Your objective:
All entries must be given again exactly as written.

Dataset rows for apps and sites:

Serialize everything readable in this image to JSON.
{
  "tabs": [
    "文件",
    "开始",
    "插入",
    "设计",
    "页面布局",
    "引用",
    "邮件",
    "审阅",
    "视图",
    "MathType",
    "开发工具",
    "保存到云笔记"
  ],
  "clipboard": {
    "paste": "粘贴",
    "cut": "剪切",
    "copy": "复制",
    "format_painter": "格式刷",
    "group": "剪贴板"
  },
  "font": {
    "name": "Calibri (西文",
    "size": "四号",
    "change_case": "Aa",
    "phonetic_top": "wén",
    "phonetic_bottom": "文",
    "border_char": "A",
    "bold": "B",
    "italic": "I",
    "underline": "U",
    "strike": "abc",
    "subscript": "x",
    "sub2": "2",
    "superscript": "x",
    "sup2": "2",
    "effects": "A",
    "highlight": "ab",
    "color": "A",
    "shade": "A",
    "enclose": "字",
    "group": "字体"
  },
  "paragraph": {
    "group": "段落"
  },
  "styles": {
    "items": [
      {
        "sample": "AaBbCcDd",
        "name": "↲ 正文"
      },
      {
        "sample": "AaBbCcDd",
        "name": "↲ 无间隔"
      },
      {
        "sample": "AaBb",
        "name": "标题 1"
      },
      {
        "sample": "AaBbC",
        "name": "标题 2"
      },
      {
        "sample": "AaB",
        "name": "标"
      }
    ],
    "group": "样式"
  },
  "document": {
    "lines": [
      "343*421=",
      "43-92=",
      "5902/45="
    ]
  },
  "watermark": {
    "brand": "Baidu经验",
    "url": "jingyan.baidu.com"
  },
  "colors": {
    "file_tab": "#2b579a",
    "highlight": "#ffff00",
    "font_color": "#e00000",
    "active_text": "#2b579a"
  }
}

Response to this exercise:
Serialize everything readable in this image to JSON.
{
  "tabs": [
    "文件",
    "开始",
    "插入",
    "设计",
    "页面布局",
    "引用",
    "邮件",
    "审阅",
    "视图",
    "MathType",
    "开发工具",
    "保存到云笔记"
  ],
  "clipboard": {
    "paste": "粘贴",
    "cut": "剪切",
    "copy": "复制",
    "format_painter": "格式刷",
    "group": "剪贴板"
  },
  "font": {
    "name": "Calibri (西文",
    "size": "四号",
    "change_case": "Aa",
    "phonetic_top": "wén",
    "phonetic_bottom": "文",
    "border_char": "A",
    "bold": "B",
    "italic": "I",
    "underline": "U",
    "strike": "abc",
    "subscript": "x",
    "sub2": "2",
    "superscript": "x",
    "sup2": "2",
    "effects": "A",
    "highlight": "ab",
    "color": "A",
    "shade": "A",
    "enclose": "字",
    "group": "字体"
  },
  "paragraph": {
    "group": "段落"
  },
  "styles": {
    "items": [
      {
        "sample": "AaBbCcDd",
        "name": "↲ 正文"
      },
      {
        "sample": "AaBbCcDd",
        "name": "↲ 无间隔"
      },
      {
        "sample": "AaBb",
        "name": "标题 1"
      },
      {
        "sample": "AaBbC",
        "name": "标题 2"
      },
      {
        "sample": "AaB",
        "name": "标"
      }
    ],
    "group": "样式"
  },
  "document": {
    "lines": [
      "343*421=",
      "43-92=",
      "5902/45="
    ]
  },
  "watermark": {
    "brand": "Baidu经验",
    "url": "jingyan.baidu.com"
  },
  "colors": {
    "file_tab": "#2b579a",
    "highlight": "#ffff00",
    "font_color": "#e00000",
    "active_text": "#2b579a"
  }
}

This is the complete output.